the messaging is the hardest part — tincan #003

the messaging is the hardest part — tincan #003

You've got to say it all without saying much.

Maybe you remember Ace of Cakes, the 2000s-era Food Network show about a Baltimore cake shop where they used power tools and insane artistry to make sculptural (and oftentimes massive) cakes. If you do, we have a lot to talk about. It was awesome.

Each episode followed a week’s worth of cakes from the initial customer brief to the nerve-wracking nearly-dropped-it final delivery. But the cake stuff was only half of what made the show great. It was the artists/decorators, who could masterfully avoid a cake-tastrophe with one strategically-placed fondant flourish, that made the show so phenomenal. Those punks could make anything out of cake. It was riveting to watch them work. They also had great banter, swore a lot, pranked each other, and genuinely seemed to enjoy their time together.

Ace of Cakes has been at the top of my mind recently because I came across a signed first edition of the AoC book at a bookstore. Flipping through its pages has reactivated long-forgotten tidbits from the show, including Duff’s epic line during the show’s opener:

“After pastry school, I decided to make cakes my way. [guitar riff] So I set up shop and hired the most talented people I know: my friends.”

I can’t get it out of my head because 1) it’s an absolute banger of an intro (iykyk) and 2) it’s super effective messaging. Those two lines of voiceover manage to encapsulate the entire world of Ace of Cakes. It conveys purpose and expertise, establishes a niche, gives context, and oozes personality. It’s super hard to write good messaging like that.

messaging is so hard

In Design 101, there’s a ritual used to critique a piece of work where the class first looks at the piece from across the room and then moves forward to look at it again up close. A successful design should, regardless of the distance, be able to direct viewers’ attention to the right places and deliver the message — albeit two versions of the same message.

The same goes for writing about your brand: you should be able to encapsulate your brand in one sentence (glancing at it across the room) and one paragraph (digesting it up close). Somewhat shockingly, those two short snippets will become the foundation of everything that follows. But they’re the hardest words to write because they need to contain so much substance in so little real estate. 

I don’t have any tried-and-true tricks up my sleeve when it comes to messaging (I’m not a copywriting expert) but I did some research by combing through a bunch of local brands’ websites to better understand what works and what doesn’t. From what I found, here are the components of good messaging:

  • purpose
    what you do 
  • differentiation
    what sets you apart
  • approach
    how you do it
  • context (sometimes)
    what influenced you
  • expertise (sometimes)
    why people should trust you
  • personal touch (sometimes)
    how you are/je ne sais quoi

And here are two brands that put those components to work beautifully:

Uncle Bobbie’s in Germantown

Okie Dokie Donuts in South Philly

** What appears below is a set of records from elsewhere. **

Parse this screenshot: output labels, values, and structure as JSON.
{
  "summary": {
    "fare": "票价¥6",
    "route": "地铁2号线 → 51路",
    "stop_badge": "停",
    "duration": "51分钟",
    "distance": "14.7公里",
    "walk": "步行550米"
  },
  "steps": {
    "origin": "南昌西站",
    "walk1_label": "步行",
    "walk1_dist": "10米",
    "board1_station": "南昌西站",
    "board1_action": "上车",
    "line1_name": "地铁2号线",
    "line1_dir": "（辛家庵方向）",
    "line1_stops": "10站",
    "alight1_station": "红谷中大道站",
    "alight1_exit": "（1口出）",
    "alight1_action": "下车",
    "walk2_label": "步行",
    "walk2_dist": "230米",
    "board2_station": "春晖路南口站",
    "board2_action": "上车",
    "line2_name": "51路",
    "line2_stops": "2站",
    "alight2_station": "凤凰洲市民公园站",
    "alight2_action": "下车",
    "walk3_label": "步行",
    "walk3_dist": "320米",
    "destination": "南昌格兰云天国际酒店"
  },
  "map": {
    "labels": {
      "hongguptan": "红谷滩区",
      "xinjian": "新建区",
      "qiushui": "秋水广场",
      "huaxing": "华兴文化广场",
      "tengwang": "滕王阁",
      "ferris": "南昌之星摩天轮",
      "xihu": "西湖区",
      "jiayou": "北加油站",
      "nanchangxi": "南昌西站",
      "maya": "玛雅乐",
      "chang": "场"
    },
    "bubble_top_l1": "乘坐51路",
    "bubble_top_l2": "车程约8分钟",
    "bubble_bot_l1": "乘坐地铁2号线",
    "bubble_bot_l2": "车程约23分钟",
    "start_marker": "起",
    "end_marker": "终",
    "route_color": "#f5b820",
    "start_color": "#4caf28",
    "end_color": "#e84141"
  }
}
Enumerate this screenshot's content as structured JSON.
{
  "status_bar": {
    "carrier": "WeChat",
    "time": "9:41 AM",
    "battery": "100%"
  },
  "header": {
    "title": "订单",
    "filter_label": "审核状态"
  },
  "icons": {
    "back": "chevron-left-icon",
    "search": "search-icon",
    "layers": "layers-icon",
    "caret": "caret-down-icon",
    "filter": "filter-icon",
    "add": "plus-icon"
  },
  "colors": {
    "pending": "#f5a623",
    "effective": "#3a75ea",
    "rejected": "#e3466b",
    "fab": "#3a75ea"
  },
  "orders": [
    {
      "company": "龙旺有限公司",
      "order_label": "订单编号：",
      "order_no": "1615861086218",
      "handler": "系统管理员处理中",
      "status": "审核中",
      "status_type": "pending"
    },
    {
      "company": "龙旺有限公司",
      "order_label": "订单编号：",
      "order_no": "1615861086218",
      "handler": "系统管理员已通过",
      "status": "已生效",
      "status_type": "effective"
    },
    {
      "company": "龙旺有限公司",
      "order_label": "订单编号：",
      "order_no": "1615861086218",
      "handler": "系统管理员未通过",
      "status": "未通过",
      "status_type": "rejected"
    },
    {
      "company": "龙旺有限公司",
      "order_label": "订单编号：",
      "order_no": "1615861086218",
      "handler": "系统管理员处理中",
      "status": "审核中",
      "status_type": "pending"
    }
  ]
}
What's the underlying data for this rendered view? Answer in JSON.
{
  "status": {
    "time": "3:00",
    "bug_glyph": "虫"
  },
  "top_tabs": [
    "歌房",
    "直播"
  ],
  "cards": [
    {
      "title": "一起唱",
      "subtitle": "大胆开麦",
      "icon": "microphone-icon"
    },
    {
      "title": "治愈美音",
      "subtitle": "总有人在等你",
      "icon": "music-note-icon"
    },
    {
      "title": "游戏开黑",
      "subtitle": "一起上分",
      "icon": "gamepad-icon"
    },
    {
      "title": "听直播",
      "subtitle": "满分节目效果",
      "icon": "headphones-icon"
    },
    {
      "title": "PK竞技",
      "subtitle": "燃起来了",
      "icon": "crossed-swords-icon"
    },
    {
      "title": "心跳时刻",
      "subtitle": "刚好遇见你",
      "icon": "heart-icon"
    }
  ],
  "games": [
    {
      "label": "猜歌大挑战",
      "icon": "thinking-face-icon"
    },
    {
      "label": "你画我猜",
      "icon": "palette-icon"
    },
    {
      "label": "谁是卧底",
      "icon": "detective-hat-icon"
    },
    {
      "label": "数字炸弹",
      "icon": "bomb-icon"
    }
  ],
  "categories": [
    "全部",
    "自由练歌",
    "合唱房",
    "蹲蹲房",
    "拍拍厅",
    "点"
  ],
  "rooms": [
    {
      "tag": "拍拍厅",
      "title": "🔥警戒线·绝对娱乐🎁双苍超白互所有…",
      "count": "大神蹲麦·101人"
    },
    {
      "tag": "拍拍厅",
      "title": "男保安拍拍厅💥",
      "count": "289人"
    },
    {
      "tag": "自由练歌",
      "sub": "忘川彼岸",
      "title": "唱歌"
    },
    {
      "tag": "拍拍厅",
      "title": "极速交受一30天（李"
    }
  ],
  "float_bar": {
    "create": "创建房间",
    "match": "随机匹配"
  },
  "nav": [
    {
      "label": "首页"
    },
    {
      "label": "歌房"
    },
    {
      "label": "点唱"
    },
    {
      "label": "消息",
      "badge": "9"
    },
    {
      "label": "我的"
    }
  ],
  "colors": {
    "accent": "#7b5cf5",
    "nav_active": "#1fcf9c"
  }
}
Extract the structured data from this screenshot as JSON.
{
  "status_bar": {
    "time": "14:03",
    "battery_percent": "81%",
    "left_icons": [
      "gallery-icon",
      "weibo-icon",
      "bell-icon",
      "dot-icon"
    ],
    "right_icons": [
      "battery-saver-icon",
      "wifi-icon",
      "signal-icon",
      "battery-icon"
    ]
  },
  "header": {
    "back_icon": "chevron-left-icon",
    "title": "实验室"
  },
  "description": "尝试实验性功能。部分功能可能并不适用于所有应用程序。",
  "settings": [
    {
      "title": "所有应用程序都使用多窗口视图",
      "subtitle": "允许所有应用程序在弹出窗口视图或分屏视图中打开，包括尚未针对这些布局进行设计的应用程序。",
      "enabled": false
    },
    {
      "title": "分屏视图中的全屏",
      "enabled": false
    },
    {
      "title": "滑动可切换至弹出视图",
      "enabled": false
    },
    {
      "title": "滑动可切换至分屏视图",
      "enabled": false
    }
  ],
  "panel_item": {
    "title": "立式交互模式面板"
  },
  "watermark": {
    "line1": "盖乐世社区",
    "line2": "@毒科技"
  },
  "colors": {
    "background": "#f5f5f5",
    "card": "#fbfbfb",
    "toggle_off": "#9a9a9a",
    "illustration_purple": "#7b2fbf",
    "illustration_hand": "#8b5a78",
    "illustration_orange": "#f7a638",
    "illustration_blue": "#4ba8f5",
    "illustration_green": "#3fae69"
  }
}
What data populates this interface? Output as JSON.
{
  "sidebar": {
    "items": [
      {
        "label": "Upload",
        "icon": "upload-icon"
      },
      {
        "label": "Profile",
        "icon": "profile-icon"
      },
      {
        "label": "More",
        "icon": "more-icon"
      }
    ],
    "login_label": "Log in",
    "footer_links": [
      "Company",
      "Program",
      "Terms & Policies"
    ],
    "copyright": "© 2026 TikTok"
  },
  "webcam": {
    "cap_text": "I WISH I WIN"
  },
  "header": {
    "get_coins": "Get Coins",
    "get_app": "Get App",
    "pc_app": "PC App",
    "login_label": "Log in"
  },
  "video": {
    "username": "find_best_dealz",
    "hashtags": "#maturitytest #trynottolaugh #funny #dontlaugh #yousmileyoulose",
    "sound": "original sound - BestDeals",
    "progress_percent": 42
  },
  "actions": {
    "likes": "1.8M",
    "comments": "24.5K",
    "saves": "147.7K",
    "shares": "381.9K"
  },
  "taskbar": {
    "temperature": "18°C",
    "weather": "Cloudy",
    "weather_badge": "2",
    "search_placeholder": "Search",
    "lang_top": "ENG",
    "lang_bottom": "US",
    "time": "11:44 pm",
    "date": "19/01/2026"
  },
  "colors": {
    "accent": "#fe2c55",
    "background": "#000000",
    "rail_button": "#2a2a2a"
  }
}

Not every business can achieve the same level of clarity as the two above examples because not every business is equally distillable. Success will look different for nearly everyone. It’s also likely that after you start writing you’ll get your wheels turning, and then you’ll turn around to find that you’ve covered a lot more ground than what’s outlined above — that’s great too. This isn’t an exhaustive list. Sometimes fleshing everything out to its full-length glory is the only way for you to effectively explain yourself. But there’s a place for length and there’s a place for clarity and you’ll have to figure out where and how to do which.

Here’s a bigger batch of some of the other folks who I referenced and learned from along the way. Even just reading through their one-liners is inspiring and helpful.

Kith & Kin
“A gathering space for kids and their grown-ups to play, grow, and find community.”

“FarmerJawn is reintroducing farming into the lifestyles of urban people to cultivate physical, social, & environmental health.”

Tufas Boulder Lounge
“Philadelphia-based bouldering gym focused on building the best boulders possible, fun, accessibility, inclusivity, equity, and community.”

Honeysuckle Provisions
Honeysuckle Provisions is a family-owned and operated Afro-centric grocery/cafe committed to the highest quality standards, from not only a culinary perspective but also socially and politically.”

Tiny WPA
“Tiny WPA helps build better-designed spaces, stronger places, and equity by supporting citizen-led design improvements and the growth of Building Heroes.”

about anne marie 

Anne Marie is a designer and diy-er who lives in Philadelphia with her partner, Alyssa, and two cats and a dog. You can find her on Instagram and LinkedIn and at Reach her directly at: annemarie [at] amlindemann [dot] com.